Your task is to write out every line of the data exactly. Drop the pictures.
--- Data to use ---
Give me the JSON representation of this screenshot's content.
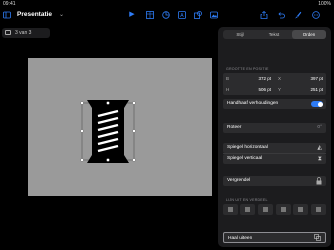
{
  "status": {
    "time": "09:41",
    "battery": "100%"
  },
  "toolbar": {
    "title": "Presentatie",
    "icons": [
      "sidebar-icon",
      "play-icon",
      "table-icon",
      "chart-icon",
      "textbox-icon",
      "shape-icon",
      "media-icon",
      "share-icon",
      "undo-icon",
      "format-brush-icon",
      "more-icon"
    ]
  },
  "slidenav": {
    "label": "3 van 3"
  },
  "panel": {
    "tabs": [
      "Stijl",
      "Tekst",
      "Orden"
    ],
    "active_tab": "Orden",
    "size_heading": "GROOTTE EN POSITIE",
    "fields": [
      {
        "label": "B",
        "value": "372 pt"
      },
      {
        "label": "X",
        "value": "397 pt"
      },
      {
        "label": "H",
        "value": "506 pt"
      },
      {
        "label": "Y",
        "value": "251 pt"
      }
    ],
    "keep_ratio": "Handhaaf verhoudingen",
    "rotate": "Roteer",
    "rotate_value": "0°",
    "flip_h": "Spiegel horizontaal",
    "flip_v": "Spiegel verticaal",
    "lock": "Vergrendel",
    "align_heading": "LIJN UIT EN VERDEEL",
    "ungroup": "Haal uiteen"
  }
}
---
Your response —
Give me the JSON representation of this screenshot's content.
{
  "status": {
    "time": "09:41",
    "battery": "100%"
  },
  "toolbar": {
    "title": "Presentatie",
    "icons": [
      "sidebar-icon",
      "play-icon",
      "table-icon",
      "chart-icon",
      "textbox-icon",
      "shape-icon",
      "media-icon",
      "share-icon",
      "undo-icon",
      "format-brush-icon",
      "more-icon"
    ]
  },
  "slidenav": {
    "label": "3 van 3"
  },
  "panel": {
    "tabs": [
      "Stijl",
      "Tekst",
      "Orden"
    ],
    "active_tab": "Orden",
    "size_heading": "GROOTTE EN POSITIE",
    "fields": [
      {
        "label": "B",
        "value": "372 pt"
      },
      {
        "label": "X",
        "value": "397 pt"
      },
      {
        "label": "H",
        "value": "506 pt"
      },
      {
        "label": "Y",
        "value": "251 pt"
      }
    ],
    "keep_ratio": "Handhaaf verhoudingen",
    "rotate": "Roteer",
    "rotate_value": "0°",
    "flip_h": "Spiegel horizontaal",
    "flip_v": "Spiegel verticaal",
    "lock": "Vergrendel",
    "align_heading": "LIJN UIT EN VERDEEL",
    "ungroup": "Haal uiteen"
  }
}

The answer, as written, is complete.